→ Exercise description
Filter the records down to the lines that hold the word "Deaktiviert", and copy each of those lines.

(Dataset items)
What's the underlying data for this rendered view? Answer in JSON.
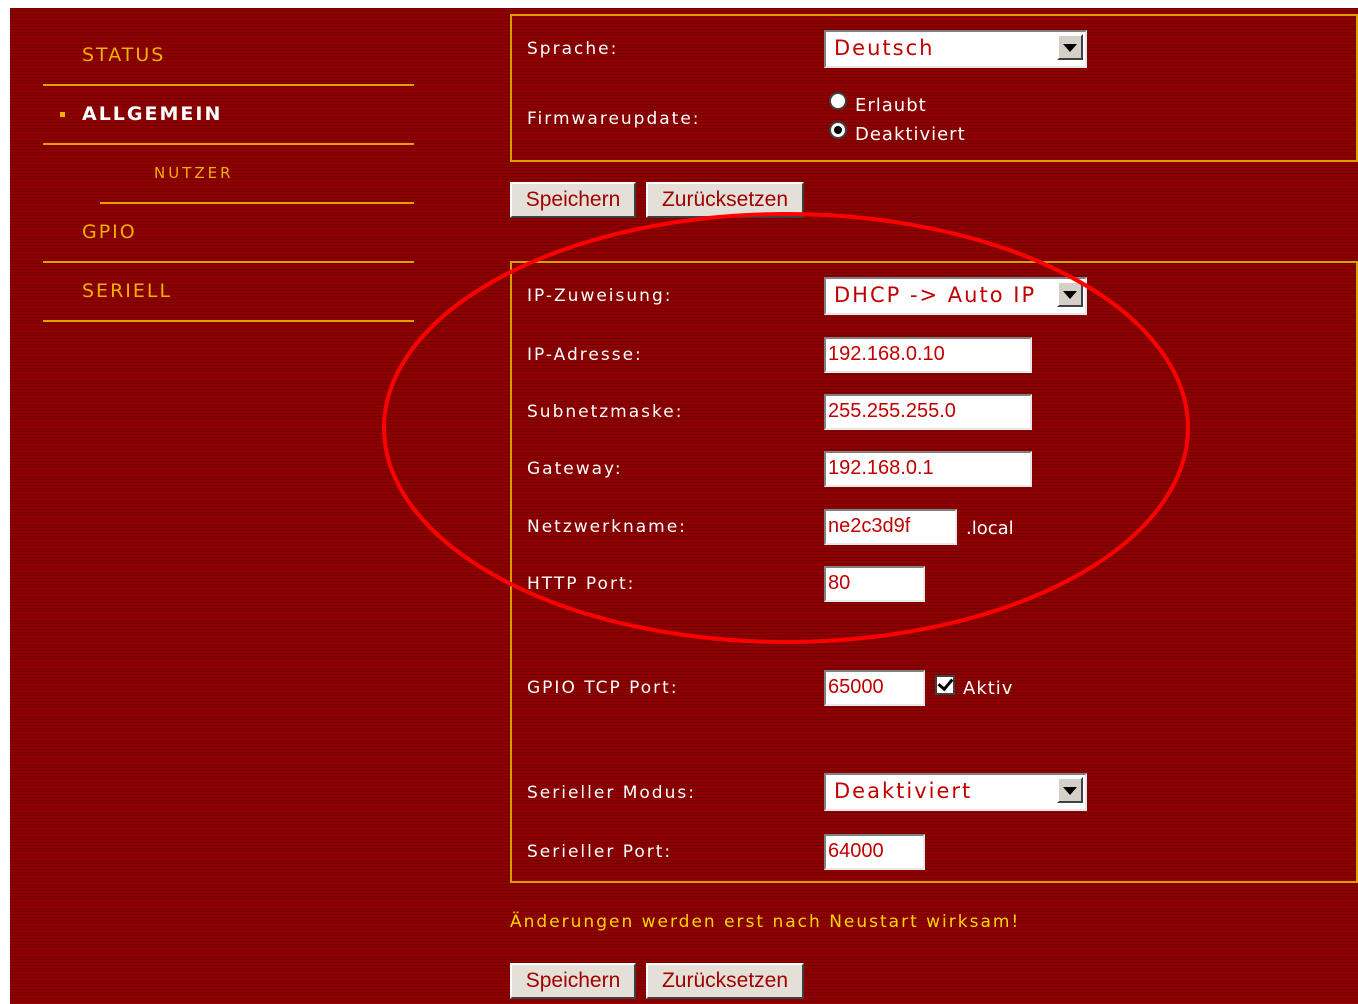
{
  "sidebar": {
    "items": [
      {
        "label": "STATUS"
      },
      {
        "label": "ALLGEMEIN"
      },
      {
        "label": "NUTZER"
      },
      {
        "label": "GPIO"
      },
      {
        "label": "SERIELL"
      }
    ],
    "active": "ALLGEMEIN"
  },
  "general": {
    "language_label": "Sprache:",
    "language_value": "Deutsch",
    "firmware_label": "Firmwareupdate:",
    "firmware_options": [
      "Erlaubt",
      "Deaktiviert"
    ],
    "firmware_selected": "Deaktiviert"
  },
  "buttons": {
    "save": "Speichern",
    "reset": "Zurücksetzen"
  },
  "network": {
    "ip_assignment_label": "IP-Zuweisung:",
    "ip_assignment_value": "DHCP -> Auto IP",
    "ip_address_label": "IP-Adresse:",
    "ip_address_value": "192.168.0.10",
    "subnet_label": "Subnetzmaske:",
    "subnet_value": "255.255.255.0",
    "gateway_label": "Gateway:",
    "gateway_value": "192.168.0.1",
    "network_name_label": "Netzwerkname:",
    "network_name_value": "ne2c3d9f",
    "network_name_suffix": ".local",
    "http_port_label": "HTTP Port:",
    "http_port_value": "80",
    "gpio_port_label": "GPIO TCP Port:",
    "gpio_port_value": "65000",
    "gpio_active_label": "Aktiv",
    "gpio_active_checked": true,
    "serial_mode_label": "Serieller Modus:",
    "serial_mode_value": "Deaktiviert",
    "serial_port_label": "Serieller Port:",
    "serial_port_value": "64000"
  },
  "notice": "Änderungen werden erst nach Neustart wirksam!",
  "colors": {
    "background": "#8a0000",
    "accent": "#f0b000",
    "border": "#d7a000",
    "annotation": "#ff0000"
  }
}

→ Result of this task
      "Deaktiviert"
    "firmware_selected": "Deaktiviert"
    "serial_mode_value": "Deaktiviert",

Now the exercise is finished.